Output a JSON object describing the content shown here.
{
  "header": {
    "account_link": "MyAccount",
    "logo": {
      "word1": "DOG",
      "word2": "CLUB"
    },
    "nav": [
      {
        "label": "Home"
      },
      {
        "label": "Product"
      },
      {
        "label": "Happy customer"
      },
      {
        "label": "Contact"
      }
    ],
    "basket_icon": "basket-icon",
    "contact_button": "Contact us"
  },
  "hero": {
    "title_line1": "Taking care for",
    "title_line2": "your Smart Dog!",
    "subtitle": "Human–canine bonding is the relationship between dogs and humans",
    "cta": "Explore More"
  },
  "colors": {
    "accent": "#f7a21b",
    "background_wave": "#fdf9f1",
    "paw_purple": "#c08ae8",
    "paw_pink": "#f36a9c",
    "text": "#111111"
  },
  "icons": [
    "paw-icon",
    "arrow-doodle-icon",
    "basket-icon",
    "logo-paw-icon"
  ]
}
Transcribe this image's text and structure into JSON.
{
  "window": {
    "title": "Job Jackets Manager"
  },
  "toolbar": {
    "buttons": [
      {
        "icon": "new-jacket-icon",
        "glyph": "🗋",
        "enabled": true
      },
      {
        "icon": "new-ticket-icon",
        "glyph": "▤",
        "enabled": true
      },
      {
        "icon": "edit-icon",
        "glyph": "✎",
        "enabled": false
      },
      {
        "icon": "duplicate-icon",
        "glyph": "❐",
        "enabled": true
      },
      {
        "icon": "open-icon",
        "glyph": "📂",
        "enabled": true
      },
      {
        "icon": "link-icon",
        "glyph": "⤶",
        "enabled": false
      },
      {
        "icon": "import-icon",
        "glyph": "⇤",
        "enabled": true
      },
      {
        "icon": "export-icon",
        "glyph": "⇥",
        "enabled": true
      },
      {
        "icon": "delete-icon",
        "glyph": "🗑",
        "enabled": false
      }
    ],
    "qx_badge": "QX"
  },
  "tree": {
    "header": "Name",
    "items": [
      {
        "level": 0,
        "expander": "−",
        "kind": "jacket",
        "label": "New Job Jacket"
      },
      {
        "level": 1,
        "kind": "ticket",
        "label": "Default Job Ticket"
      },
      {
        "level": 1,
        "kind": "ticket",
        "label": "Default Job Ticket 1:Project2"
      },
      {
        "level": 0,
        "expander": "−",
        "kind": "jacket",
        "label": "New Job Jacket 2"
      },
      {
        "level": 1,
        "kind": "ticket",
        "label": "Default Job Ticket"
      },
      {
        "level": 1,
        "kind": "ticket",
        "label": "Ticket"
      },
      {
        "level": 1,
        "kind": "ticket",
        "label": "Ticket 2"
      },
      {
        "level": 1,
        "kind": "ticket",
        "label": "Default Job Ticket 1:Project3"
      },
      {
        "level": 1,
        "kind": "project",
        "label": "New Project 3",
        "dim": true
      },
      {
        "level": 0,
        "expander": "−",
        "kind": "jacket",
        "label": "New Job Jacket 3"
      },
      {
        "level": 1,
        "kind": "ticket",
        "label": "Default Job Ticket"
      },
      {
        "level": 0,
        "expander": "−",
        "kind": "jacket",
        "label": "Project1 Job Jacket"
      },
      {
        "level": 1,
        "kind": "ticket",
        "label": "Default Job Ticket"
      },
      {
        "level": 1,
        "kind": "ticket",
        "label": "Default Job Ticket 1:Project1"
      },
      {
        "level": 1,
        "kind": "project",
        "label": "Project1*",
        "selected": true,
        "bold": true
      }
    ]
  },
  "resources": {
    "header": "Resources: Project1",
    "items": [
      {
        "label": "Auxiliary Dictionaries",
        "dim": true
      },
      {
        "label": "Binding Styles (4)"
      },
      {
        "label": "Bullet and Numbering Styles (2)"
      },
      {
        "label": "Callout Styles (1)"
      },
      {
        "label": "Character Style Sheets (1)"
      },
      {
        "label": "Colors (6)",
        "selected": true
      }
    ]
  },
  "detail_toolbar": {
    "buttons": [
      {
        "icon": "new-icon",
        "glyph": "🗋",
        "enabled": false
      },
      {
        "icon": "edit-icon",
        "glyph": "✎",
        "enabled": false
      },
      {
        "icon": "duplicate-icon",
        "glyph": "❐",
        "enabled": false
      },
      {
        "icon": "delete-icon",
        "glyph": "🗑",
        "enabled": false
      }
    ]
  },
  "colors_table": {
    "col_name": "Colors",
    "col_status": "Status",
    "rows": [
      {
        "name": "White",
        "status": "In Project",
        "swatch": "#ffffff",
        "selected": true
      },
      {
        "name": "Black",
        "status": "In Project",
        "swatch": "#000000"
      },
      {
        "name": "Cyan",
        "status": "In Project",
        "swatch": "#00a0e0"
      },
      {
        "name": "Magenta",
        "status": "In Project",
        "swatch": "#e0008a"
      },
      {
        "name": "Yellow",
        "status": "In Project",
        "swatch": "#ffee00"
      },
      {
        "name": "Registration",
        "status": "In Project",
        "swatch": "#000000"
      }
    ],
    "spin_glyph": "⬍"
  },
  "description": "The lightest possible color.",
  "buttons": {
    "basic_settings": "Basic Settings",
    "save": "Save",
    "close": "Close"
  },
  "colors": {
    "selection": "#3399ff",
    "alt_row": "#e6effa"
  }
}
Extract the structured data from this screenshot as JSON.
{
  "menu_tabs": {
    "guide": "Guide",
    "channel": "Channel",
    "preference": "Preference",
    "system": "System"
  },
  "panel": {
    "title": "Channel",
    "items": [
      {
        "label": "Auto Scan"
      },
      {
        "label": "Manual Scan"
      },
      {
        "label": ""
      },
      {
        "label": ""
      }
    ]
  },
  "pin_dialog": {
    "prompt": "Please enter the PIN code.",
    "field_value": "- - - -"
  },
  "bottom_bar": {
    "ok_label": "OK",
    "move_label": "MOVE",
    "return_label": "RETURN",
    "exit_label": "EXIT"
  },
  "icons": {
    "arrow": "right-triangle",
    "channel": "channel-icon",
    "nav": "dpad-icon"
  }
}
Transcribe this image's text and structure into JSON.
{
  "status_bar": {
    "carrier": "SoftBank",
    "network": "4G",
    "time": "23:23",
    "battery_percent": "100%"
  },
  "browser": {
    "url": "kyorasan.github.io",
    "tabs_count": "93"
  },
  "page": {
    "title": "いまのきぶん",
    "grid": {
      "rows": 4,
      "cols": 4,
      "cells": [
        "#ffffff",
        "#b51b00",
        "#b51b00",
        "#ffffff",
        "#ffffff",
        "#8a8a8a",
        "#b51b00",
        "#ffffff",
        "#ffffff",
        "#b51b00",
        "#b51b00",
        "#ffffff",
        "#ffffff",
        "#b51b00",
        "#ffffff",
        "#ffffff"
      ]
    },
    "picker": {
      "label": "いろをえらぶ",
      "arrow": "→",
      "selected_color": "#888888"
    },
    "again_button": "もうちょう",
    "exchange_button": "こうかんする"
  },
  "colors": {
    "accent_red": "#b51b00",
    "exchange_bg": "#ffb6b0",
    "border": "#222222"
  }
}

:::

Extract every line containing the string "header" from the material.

● **EXPECTED OUTPUT**
  "header": {
    "header": "Name",
    "header": "Resources: Project1",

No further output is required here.